* [WHAT IS BEING ASKED] Go over the data and keep only the lines that include "localhost".

* [EXTRACTED DATA]
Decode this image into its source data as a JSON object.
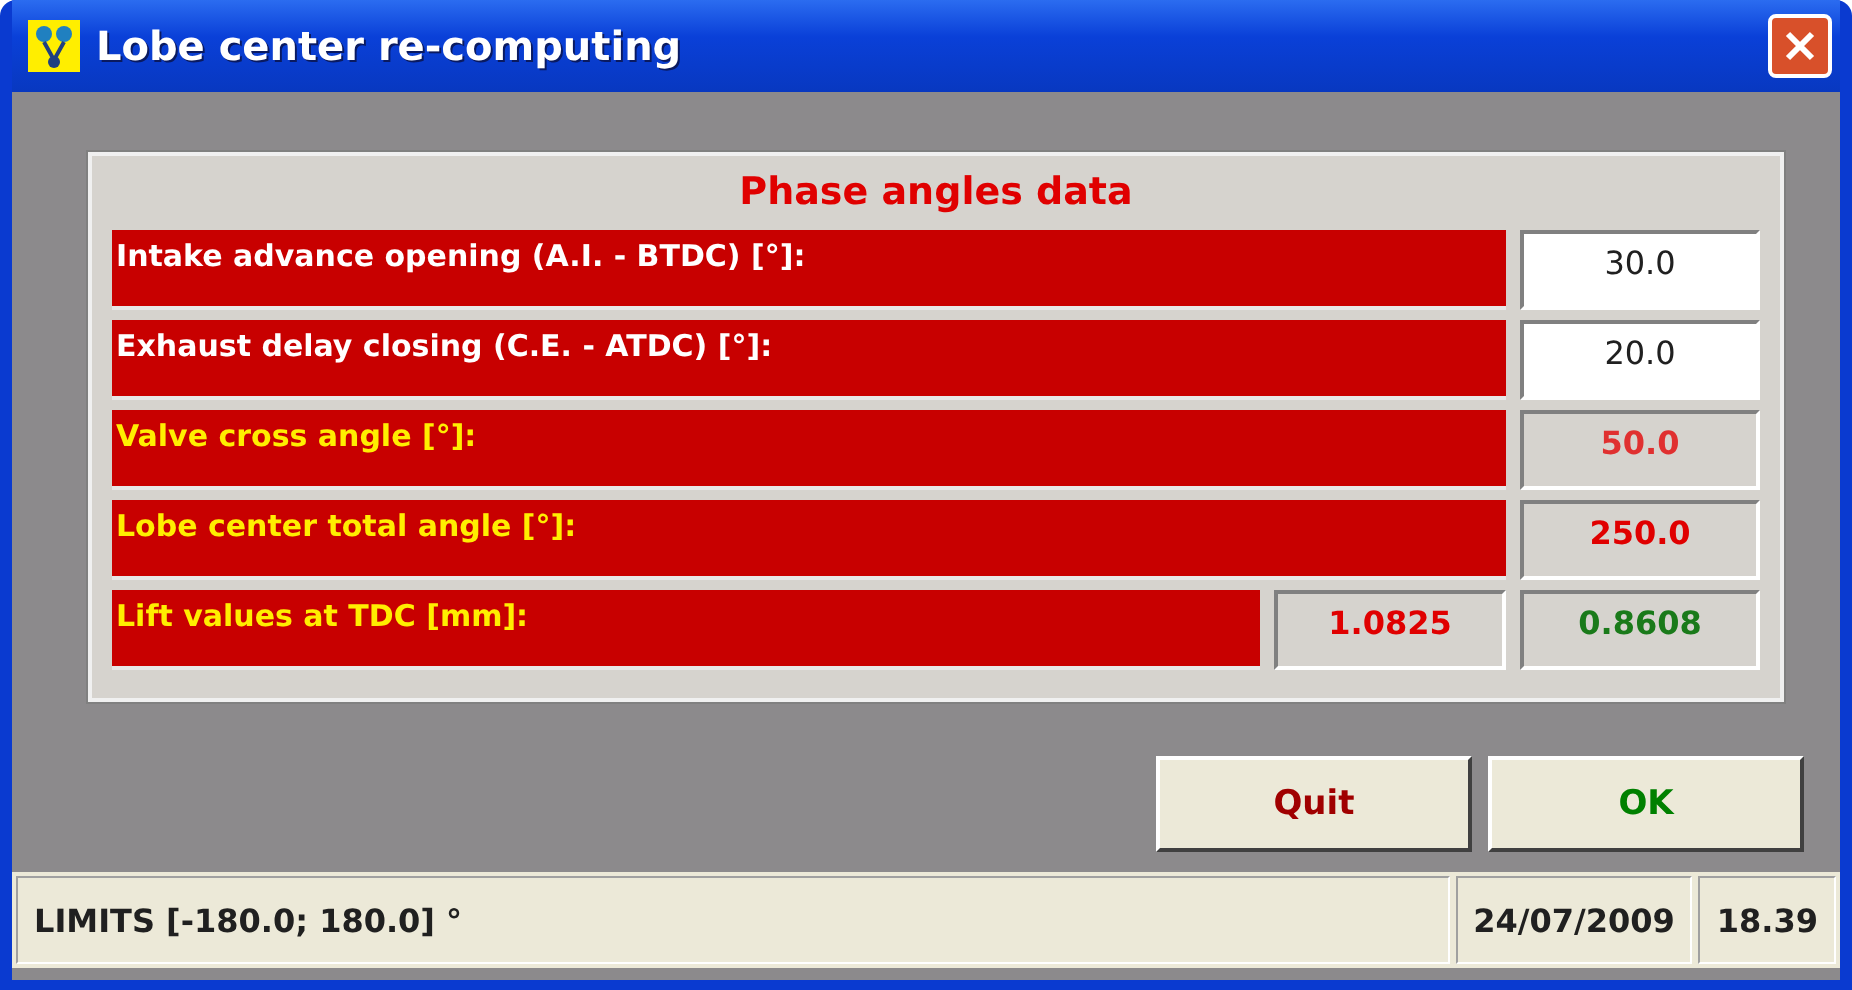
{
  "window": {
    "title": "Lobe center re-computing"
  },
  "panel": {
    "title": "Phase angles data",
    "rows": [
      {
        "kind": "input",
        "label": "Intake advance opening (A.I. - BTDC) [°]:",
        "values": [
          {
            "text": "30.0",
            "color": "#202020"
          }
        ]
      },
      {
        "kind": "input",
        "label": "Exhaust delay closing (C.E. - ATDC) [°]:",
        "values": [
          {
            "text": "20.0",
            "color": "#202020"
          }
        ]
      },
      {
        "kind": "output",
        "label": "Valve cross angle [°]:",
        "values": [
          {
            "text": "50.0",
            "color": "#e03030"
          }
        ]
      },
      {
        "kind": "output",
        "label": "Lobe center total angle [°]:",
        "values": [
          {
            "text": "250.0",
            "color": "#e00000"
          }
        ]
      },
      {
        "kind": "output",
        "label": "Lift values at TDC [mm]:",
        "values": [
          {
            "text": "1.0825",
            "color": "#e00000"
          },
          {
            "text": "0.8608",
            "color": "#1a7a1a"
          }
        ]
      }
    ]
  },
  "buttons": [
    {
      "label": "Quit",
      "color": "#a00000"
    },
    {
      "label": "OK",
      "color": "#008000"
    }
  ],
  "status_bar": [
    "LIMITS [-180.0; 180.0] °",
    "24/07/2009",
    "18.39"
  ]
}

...

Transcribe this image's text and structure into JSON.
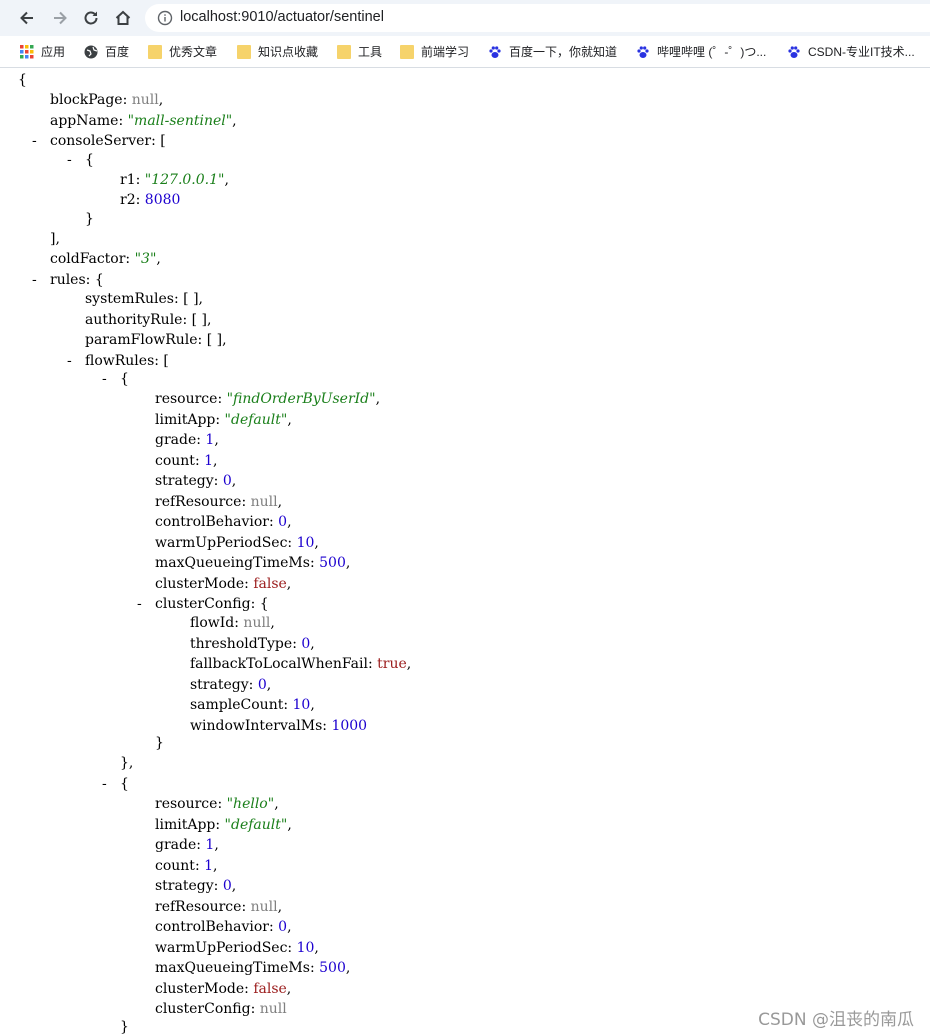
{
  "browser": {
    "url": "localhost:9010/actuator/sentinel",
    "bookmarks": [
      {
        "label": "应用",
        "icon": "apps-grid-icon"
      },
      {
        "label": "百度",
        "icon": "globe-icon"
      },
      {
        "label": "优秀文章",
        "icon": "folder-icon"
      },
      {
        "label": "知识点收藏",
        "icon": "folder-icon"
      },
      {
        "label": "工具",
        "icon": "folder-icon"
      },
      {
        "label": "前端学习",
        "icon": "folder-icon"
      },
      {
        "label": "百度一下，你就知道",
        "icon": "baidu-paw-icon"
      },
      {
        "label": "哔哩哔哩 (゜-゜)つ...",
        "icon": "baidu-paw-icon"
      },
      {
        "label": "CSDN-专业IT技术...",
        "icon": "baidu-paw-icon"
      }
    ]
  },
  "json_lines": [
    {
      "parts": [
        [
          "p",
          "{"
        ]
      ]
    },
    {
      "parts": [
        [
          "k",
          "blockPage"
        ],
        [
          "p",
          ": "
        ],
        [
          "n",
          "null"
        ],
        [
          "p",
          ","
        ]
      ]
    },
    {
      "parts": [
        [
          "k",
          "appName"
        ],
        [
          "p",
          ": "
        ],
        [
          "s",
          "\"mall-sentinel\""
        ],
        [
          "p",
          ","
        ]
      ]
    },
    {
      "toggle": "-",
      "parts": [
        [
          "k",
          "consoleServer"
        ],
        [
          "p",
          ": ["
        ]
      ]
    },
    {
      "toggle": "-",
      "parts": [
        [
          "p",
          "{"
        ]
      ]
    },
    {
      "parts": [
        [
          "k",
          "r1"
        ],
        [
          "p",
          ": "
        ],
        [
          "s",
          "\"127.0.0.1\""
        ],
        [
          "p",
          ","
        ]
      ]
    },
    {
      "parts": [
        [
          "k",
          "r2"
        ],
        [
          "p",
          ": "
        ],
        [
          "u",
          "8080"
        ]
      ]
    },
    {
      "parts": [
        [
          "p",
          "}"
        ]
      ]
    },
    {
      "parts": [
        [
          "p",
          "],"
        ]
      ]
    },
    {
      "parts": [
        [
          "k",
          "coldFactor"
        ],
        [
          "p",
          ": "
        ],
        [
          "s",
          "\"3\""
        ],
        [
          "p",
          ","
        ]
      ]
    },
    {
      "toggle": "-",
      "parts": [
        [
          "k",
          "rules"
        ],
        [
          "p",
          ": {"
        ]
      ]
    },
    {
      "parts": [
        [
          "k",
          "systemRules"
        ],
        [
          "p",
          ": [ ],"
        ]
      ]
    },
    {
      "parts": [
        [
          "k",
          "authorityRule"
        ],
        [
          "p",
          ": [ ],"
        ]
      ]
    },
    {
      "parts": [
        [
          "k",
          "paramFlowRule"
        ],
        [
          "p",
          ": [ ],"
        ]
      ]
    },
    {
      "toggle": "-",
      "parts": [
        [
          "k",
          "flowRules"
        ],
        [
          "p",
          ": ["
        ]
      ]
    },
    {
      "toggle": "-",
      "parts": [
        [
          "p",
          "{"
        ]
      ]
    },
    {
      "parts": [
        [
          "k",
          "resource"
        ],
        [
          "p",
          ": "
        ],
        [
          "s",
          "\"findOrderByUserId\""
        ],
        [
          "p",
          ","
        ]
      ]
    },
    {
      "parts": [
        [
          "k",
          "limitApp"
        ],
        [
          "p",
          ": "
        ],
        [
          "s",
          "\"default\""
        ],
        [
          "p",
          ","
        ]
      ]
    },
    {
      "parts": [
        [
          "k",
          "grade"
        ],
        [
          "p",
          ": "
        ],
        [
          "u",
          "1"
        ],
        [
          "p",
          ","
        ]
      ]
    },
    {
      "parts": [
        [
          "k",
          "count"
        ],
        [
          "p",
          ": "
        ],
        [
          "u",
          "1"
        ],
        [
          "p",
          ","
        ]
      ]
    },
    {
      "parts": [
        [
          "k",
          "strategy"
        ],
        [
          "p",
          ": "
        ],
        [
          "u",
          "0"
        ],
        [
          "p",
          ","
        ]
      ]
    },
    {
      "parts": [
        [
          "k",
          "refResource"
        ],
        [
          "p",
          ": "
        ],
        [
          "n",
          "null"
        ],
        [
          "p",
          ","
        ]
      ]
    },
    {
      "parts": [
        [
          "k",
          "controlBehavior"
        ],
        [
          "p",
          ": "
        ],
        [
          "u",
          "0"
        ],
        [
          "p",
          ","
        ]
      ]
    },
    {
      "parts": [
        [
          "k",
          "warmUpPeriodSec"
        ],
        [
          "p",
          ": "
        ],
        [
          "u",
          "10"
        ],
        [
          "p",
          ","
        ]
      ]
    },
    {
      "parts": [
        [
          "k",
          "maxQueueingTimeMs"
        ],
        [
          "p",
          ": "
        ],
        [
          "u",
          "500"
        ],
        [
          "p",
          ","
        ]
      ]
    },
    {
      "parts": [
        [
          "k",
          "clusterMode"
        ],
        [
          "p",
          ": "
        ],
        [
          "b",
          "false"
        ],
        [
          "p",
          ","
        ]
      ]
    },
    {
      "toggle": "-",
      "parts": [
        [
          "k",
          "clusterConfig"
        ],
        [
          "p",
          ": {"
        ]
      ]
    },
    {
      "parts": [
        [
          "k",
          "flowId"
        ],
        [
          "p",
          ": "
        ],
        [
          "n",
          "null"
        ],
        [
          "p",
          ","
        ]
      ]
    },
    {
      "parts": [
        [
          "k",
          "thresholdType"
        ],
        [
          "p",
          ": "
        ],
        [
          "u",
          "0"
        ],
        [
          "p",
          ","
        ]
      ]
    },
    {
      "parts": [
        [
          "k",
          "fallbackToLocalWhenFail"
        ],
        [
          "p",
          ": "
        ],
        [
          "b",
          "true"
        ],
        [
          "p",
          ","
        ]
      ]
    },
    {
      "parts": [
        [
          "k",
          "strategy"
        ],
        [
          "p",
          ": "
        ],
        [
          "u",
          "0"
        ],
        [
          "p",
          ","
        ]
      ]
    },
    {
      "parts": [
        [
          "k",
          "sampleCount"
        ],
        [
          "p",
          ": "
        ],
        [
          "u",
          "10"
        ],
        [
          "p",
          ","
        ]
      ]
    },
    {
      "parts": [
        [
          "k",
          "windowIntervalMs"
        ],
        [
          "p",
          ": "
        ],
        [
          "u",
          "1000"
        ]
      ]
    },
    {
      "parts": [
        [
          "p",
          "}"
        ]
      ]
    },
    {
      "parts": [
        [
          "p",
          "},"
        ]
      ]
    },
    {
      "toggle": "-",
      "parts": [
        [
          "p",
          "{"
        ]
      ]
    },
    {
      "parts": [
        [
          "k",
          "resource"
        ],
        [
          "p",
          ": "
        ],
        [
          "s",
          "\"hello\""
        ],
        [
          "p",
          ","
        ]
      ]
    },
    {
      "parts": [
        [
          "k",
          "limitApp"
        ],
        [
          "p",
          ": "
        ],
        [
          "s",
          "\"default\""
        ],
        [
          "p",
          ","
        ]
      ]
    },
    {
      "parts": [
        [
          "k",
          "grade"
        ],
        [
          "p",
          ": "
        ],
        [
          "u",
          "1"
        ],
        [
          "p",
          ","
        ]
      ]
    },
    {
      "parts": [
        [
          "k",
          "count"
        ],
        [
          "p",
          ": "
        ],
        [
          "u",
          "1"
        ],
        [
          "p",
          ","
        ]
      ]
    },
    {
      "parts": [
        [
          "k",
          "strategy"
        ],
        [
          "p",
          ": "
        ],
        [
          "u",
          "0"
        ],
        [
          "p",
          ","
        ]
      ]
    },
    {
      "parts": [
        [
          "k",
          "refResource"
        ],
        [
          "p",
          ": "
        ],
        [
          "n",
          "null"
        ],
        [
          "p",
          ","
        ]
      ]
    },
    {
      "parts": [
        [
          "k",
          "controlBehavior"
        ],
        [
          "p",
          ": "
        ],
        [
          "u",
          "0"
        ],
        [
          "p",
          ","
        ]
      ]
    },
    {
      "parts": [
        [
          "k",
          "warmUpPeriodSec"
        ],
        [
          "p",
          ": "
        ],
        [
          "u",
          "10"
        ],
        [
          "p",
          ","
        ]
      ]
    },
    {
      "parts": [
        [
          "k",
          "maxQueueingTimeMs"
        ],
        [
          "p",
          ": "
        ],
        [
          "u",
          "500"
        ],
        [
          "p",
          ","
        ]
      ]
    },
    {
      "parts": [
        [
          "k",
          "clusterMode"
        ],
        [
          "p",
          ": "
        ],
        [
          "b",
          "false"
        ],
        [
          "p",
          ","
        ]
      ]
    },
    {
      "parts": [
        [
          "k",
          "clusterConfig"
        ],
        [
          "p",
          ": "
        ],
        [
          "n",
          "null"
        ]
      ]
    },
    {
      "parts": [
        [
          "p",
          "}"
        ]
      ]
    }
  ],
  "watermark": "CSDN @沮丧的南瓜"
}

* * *

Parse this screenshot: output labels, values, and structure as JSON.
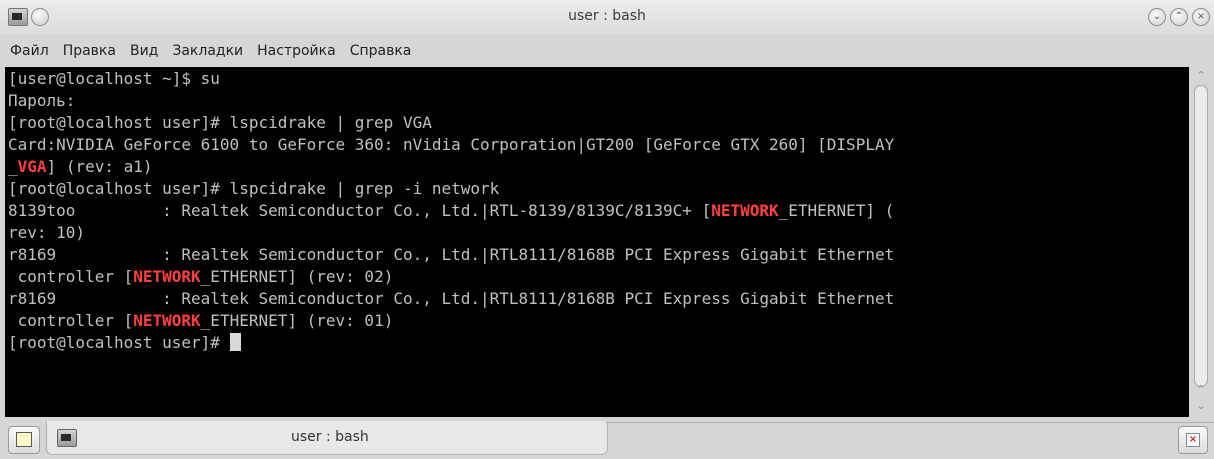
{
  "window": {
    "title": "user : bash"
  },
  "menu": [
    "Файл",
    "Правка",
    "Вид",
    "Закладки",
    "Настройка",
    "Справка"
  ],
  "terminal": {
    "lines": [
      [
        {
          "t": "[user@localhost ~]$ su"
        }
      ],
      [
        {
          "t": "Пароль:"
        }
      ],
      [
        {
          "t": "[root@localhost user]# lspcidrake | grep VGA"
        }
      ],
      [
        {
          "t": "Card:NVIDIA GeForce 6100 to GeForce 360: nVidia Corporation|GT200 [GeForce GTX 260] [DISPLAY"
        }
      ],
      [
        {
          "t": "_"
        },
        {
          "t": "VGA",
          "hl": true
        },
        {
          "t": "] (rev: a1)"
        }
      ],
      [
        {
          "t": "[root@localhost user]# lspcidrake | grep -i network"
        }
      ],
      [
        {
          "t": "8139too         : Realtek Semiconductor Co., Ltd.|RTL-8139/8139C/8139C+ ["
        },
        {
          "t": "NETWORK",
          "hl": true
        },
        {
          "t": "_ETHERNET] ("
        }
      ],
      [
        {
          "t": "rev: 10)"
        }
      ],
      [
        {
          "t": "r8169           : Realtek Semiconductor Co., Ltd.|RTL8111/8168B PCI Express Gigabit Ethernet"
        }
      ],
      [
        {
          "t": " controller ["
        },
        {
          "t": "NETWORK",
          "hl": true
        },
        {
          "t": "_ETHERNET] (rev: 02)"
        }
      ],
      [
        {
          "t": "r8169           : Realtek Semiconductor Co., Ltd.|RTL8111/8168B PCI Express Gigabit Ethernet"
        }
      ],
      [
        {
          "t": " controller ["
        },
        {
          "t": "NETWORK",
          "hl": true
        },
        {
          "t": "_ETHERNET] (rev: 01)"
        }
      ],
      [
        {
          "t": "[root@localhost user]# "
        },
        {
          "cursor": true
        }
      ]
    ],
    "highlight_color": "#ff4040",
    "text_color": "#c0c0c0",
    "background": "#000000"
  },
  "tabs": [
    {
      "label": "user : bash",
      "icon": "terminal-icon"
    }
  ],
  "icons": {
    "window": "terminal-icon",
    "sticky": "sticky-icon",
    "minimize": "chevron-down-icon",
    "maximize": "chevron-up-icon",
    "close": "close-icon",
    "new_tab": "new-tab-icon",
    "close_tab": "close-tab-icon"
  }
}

* [TASK RESULT]
    "url": "localhost:9010/actuator/sentinel",
          "t": "[user@localhost ~]$ su"
          "t": "[root@localhost user]# lspcidrake | grep VGA"
          "t": "[root@localhost user]# lspcidrake | grep -i network"
          "t": "[root@localhost user]# "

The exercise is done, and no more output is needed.